Task directions
What lines of the data below hold the string "JSON"? Copy each one.
-- Opening Marker --
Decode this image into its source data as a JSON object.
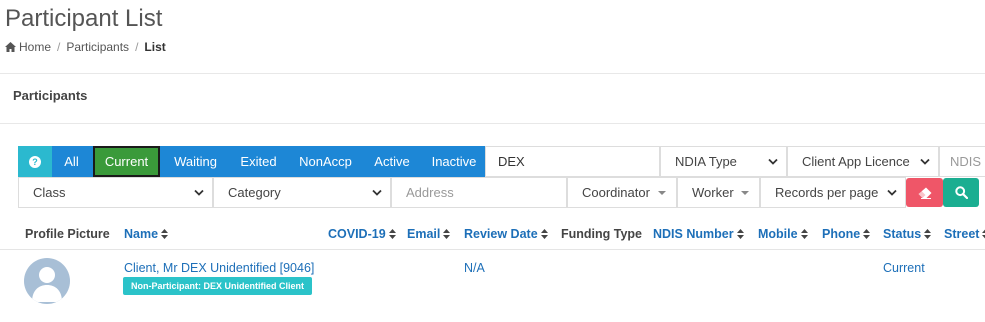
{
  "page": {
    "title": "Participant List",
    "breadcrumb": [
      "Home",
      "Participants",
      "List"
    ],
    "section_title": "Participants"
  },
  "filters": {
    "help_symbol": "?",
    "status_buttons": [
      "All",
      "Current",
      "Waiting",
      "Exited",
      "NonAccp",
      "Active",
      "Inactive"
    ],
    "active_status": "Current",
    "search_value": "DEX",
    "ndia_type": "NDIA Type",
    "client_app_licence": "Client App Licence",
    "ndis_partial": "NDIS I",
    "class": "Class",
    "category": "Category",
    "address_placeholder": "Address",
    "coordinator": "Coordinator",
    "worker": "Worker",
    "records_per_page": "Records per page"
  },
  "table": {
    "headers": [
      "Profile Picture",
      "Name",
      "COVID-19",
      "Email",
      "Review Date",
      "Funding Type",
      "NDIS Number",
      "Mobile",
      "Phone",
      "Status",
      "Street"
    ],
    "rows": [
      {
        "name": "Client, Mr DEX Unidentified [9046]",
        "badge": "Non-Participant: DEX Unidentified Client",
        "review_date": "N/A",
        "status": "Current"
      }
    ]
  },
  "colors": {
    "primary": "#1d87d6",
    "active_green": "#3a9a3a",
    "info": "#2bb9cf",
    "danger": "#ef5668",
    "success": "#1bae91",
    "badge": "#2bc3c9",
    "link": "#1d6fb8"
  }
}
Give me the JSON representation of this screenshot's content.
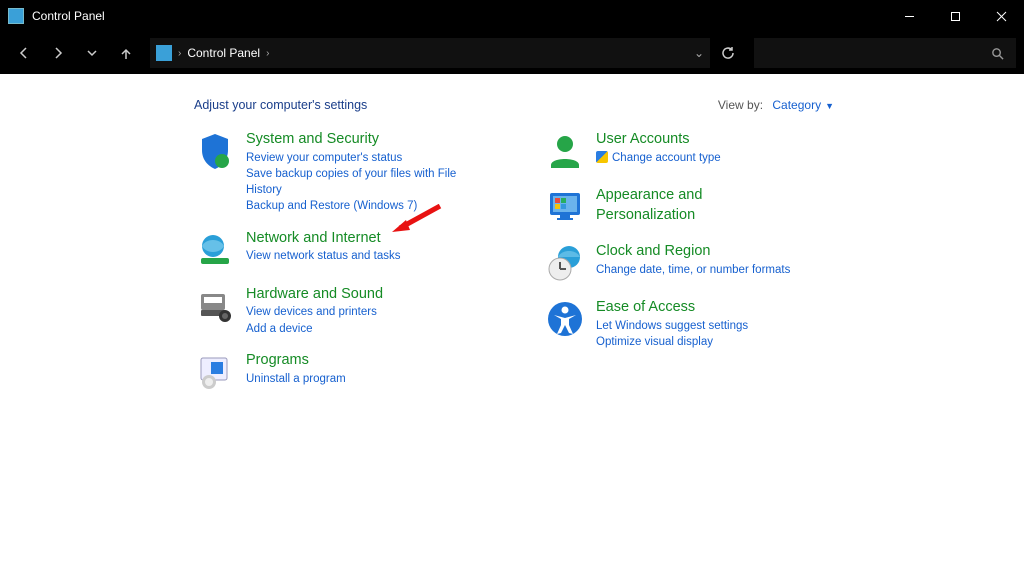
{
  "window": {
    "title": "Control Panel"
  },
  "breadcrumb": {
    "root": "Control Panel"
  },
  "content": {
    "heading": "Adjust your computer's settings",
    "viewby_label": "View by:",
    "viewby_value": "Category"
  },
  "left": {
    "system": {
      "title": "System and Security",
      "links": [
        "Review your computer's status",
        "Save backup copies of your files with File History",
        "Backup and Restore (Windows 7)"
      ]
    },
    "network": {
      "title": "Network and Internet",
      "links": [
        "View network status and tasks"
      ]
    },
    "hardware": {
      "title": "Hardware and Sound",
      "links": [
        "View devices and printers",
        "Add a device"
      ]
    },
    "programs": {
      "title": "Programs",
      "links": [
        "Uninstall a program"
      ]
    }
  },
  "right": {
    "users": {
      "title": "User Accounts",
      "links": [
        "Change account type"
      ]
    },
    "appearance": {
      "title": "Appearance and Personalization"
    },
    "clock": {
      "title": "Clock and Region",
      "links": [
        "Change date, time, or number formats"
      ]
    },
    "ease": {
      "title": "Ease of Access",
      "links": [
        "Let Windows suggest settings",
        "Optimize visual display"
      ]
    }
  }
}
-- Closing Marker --
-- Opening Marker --
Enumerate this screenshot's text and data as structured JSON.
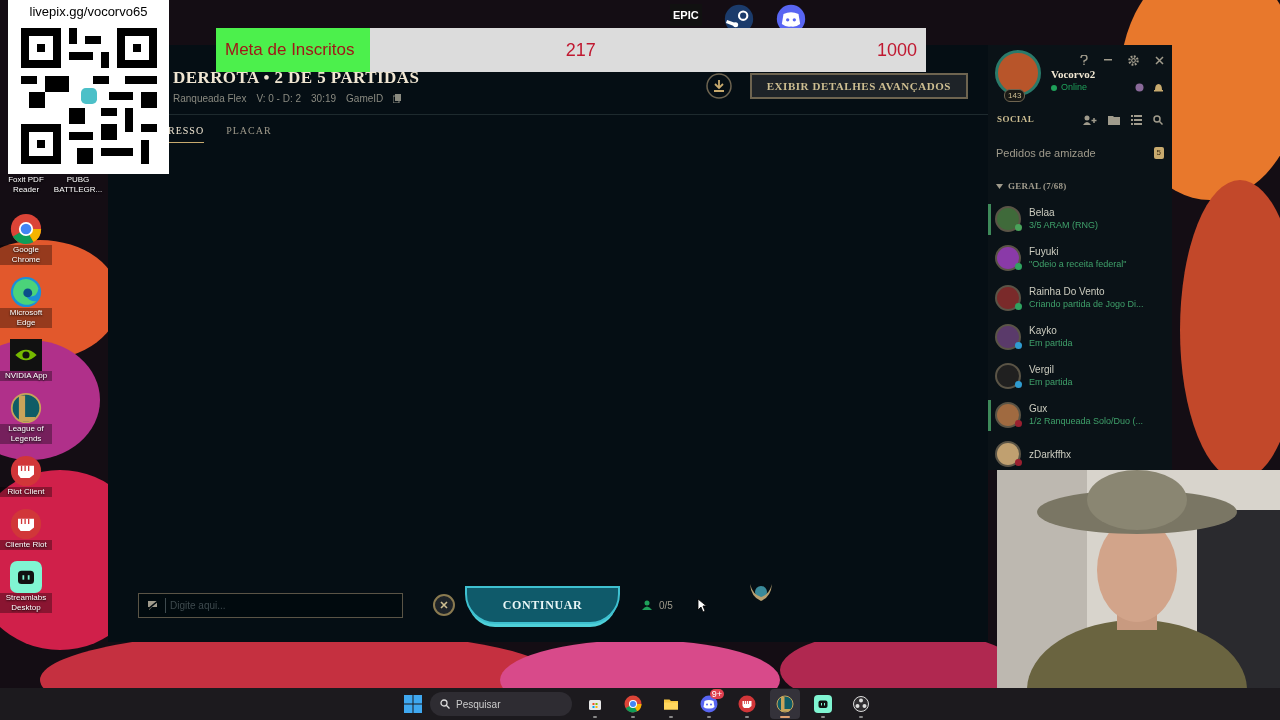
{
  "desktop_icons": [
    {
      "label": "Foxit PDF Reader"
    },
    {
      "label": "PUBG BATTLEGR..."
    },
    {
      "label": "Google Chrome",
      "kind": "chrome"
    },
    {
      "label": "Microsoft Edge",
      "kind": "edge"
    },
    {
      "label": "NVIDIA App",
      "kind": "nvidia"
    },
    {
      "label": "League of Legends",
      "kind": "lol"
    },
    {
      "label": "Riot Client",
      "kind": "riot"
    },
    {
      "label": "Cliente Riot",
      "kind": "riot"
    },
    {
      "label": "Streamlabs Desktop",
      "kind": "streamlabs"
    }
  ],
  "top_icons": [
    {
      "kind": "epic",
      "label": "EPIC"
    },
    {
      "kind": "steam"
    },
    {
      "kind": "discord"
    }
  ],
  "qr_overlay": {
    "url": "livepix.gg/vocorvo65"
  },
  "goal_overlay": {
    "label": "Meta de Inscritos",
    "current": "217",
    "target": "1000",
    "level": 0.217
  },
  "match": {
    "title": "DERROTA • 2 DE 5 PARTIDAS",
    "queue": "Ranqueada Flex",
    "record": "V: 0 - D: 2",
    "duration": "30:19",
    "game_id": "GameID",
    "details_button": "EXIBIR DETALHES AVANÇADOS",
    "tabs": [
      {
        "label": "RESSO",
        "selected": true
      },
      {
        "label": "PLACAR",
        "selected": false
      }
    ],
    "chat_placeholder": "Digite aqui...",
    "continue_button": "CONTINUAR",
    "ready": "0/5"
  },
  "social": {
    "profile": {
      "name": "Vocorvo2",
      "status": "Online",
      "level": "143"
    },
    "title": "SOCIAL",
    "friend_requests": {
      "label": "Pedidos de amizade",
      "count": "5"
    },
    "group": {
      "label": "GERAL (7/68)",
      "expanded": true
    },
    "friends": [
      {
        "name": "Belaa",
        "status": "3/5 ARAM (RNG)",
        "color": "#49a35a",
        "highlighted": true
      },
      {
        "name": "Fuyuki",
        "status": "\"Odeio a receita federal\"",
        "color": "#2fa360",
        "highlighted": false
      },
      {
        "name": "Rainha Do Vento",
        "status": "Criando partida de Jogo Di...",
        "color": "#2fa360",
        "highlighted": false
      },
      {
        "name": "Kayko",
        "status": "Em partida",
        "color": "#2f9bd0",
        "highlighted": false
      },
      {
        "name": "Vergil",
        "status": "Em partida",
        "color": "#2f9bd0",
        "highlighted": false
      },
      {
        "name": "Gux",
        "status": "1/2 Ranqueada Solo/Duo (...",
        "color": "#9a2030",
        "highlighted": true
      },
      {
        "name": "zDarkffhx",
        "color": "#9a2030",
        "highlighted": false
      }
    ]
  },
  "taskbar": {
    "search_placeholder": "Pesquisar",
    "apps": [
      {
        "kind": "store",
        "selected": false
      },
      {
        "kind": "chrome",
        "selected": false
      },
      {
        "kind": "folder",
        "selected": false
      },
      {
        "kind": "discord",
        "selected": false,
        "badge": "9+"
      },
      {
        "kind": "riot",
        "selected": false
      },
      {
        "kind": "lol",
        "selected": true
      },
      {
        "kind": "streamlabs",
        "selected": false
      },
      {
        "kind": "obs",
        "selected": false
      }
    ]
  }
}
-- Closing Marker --
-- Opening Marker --
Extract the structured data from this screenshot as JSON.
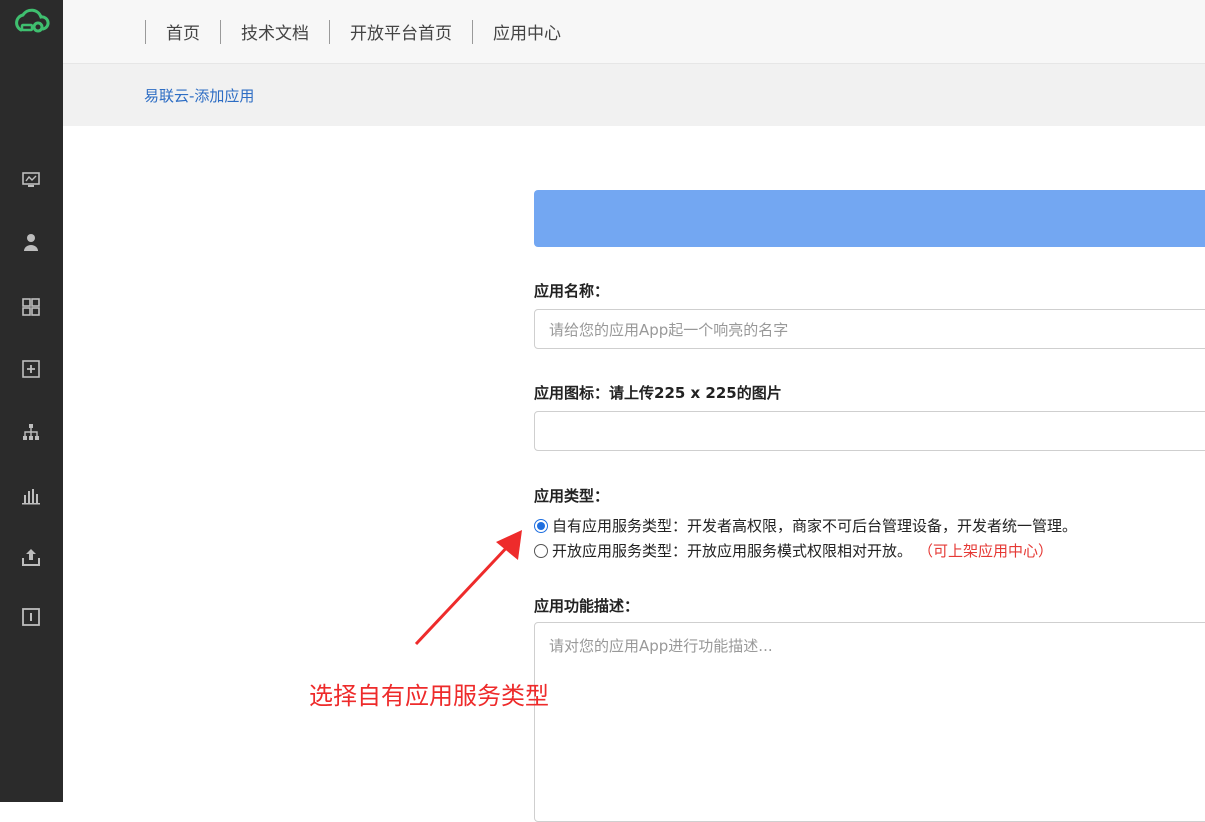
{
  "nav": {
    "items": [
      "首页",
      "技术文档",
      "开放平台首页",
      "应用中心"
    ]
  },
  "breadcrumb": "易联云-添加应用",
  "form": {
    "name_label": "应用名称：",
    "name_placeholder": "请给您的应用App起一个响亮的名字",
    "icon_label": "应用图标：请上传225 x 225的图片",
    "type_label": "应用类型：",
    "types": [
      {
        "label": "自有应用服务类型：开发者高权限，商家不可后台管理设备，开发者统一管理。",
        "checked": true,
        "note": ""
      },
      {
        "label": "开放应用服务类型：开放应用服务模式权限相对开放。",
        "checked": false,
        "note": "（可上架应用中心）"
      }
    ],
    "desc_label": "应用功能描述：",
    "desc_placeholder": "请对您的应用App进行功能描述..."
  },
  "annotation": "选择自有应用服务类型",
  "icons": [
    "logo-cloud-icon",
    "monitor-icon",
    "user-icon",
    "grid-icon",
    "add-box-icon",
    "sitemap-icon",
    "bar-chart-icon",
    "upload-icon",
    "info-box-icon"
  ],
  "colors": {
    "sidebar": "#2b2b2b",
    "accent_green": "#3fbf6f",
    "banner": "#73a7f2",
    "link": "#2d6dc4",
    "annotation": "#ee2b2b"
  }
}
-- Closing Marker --
Your solution
Decode this image into its source data as a JSON object.
Give me the JSON representation of this screenshot's content.
Enumerate this screenshot's text and data as structured JSON.
Extract the structured data from this screenshot as JSON.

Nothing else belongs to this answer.